“The act of protesting should never be allowed to overshadow the reason we protest,” Biden said. “It should not drive people away from the just cause that protest is meant to advance.”

Protests ignited last week after a video emerged showing a white police officer kneeling on Floyd's neck as Floyd said he couldn't breathe.
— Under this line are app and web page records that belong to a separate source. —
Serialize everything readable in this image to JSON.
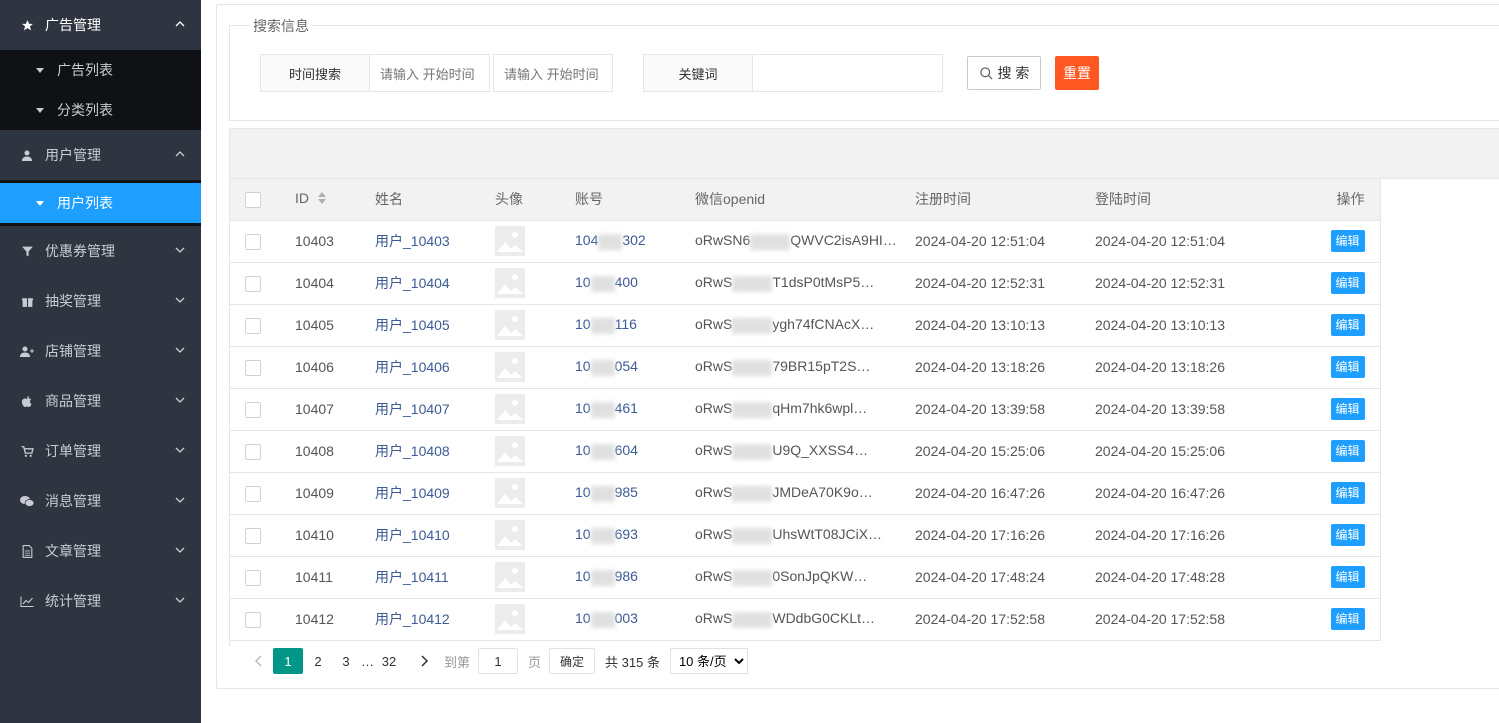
{
  "sidebar": {
    "groups": [
      {
        "label": "广告管理",
        "icon": "star-icon",
        "children": [
          "广告列表",
          "分类列表"
        ]
      },
      {
        "label": "用户管理",
        "icon": "user-icon",
        "children": [
          "用户列表"
        ]
      },
      {
        "label": "优惠券管理",
        "icon": "filter-icon",
        "children": []
      },
      {
        "label": "抽奖管理",
        "icon": "gift-icon",
        "children": []
      },
      {
        "label": "店铺管理",
        "icon": "user-plus-icon",
        "children": []
      },
      {
        "label": "商品管理",
        "icon": "apple-icon",
        "children": []
      },
      {
        "label": "订单管理",
        "icon": "cart-icon",
        "children": []
      },
      {
        "label": "消息管理",
        "icon": "wechat-icon",
        "children": []
      },
      {
        "label": "文章管理",
        "icon": "file-icon",
        "children": []
      },
      {
        "label": "统计管理",
        "icon": "chart-line-icon",
        "children": []
      }
    ]
  },
  "search": {
    "legend": "搜索信息",
    "time_label": "时间搜索",
    "start_placeholder": "请输入 开始时间",
    "end_placeholder": "请输入 开始时间",
    "keyword_label": "关键词",
    "keyword_value": "",
    "search_button": "搜 索",
    "reset_button": "重置"
  },
  "table": {
    "headers": [
      "ID",
      "姓名",
      "头像",
      "账号",
      "微信openid",
      "注册时间",
      "登陆时间",
      "操作"
    ],
    "edit_label": "编辑",
    "rows": [
      {
        "id": "10403",
        "name": "用户_10403",
        "acct_a": "104",
        "acct_b": "302",
        "oid_a": "oRwSN6",
        "oid_b": "QWVC2isA9HI…",
        "reg": "2024-04-20 12:51:04",
        "login": "2024-04-20 12:51:04"
      },
      {
        "id": "10404",
        "name": "用户_10404",
        "acct_a": "10",
        "acct_b": "400",
        "oid_a": "oRwS",
        "oid_b": "T1dsP0tMsP5…",
        "reg": "2024-04-20 12:52:31",
        "login": "2024-04-20 12:52:31"
      },
      {
        "id": "10405",
        "name": "用户_10405",
        "acct_a": "10",
        "acct_b": "116",
        "oid_a": "oRwS",
        "oid_b": "ygh74fCNAcX…",
        "reg": "2024-04-20 13:10:13",
        "login": "2024-04-20 13:10:13"
      },
      {
        "id": "10406",
        "name": "用户_10406",
        "acct_a": "10",
        "acct_b": "054",
        "oid_a": "oRwS",
        "oid_b": "79BR15pT2S…",
        "reg": "2024-04-20 13:18:26",
        "login": "2024-04-20 13:18:26"
      },
      {
        "id": "10407",
        "name": "用户_10407",
        "acct_a": "10",
        "acct_b": "461",
        "oid_a": "oRwS",
        "oid_b": "qHm7hk6wpl…",
        "reg": "2024-04-20 13:39:58",
        "login": "2024-04-20 13:39:58"
      },
      {
        "id": "10408",
        "name": "用户_10408",
        "acct_a": "10",
        "acct_b": "604",
        "oid_a": "oRwS",
        "oid_b": "U9Q_XXSS4…",
        "reg": "2024-04-20 15:25:06",
        "login": "2024-04-20 15:25:06"
      },
      {
        "id": "10409",
        "name": "用户_10409",
        "acct_a": "10",
        "acct_b": "985",
        "oid_a": "oRwS",
        "oid_b": "JMDeA70K9o…",
        "reg": "2024-04-20 16:47:26",
        "login": "2024-04-20 16:47:26"
      },
      {
        "id": "10410",
        "name": "用户_10410",
        "acct_a": "10",
        "acct_b": "693",
        "oid_a": "oRwS",
        "oid_b": "UhsWtT08JCiX…",
        "reg": "2024-04-20 17:16:26",
        "login": "2024-04-20 17:16:26"
      },
      {
        "id": "10411",
        "name": "用户_10411",
        "acct_a": "10",
        "acct_b": "986",
        "oid_a": "oRwS",
        "oid_b": "0SonJpQKW…",
        "reg": "2024-04-20 17:48:24",
        "login": "2024-04-20 17:48:28"
      },
      {
        "id": "10412",
        "name": "用户_10412",
        "acct_a": "10",
        "acct_b": "003",
        "oid_a": "oRwS",
        "oid_b": "WDdbG0CKLt…",
        "reg": "2024-04-20 17:52:58",
        "login": "2024-04-20 17:52:58"
      }
    ]
  },
  "pagination": {
    "pages": [
      "1",
      "2",
      "3"
    ],
    "ellipsis": "…",
    "last_page": "32",
    "goto_label": "到第",
    "goto_value": "1",
    "page_unit": "页",
    "confirm": "确定",
    "total": "共 315 条",
    "page_size": "10 条/页"
  },
  "colors": {
    "sidebar_bg": "#2f3540",
    "active": "#1e9fff",
    "reset": "#ff5722",
    "current_page": "#009688"
  }
}
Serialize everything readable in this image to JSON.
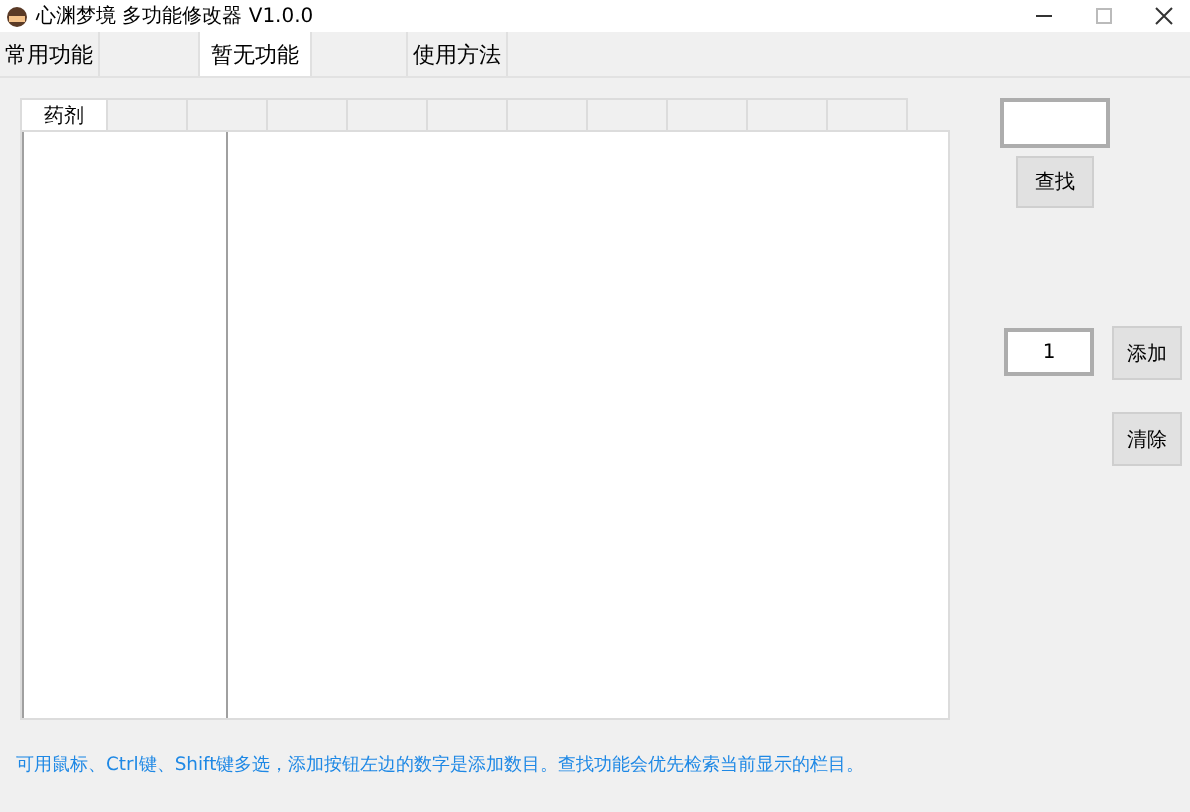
{
  "window": {
    "title": "心渊梦境 多功能修改器  V1.0.0"
  },
  "tabs": [
    {
      "label": "常用功能",
      "selected": false
    },
    {
      "selected": false
    },
    {
      "label": "暂无功能",
      "selected": true
    },
    {
      "selected": false
    },
    {
      "label": "使用方法",
      "selected": false
    }
  ],
  "inner_tabs": [
    {
      "label": "药剂",
      "selected": true
    },
    {
      "selected": false
    },
    {
      "selected": false
    },
    {
      "selected": false
    },
    {
      "selected": false
    },
    {
      "selected": false
    },
    {
      "selected": false
    },
    {
      "selected": false
    },
    {
      "selected": false
    },
    {
      "selected": false
    },
    {
      "selected": false
    }
  ],
  "search_button": "查找",
  "count_field": {
    "value": "1"
  },
  "add_button": "添加",
  "clear_button": "清除",
  "hint": "可用鼠标、Ctrl键、Shift键多选，添加按钮左边的数字是添加数目。查找功能会优先检索当前显示的栏目。"
}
He died in police custody shortly afterward. 

Floyd's death, along with other similar recent incidents including the death of a black woman named Breonna Taylor who was shot and killed by white police officers in her home in Louisville, Ky., has become a flashpoint in a country already struggling with the coronavirus pandemic, which has killed black Americans in disproportionate numbers. 

Biden has seen strong support among older black voters, though recent remarks in which he said "you ain't black" if you vote for Trump sparked criticism even among some of his closest allies. 

A Washington Post-ABC News poll released Sunday found Biden with a double-digit lead over Trump, as the country prepares for an increasingly bitter election fight.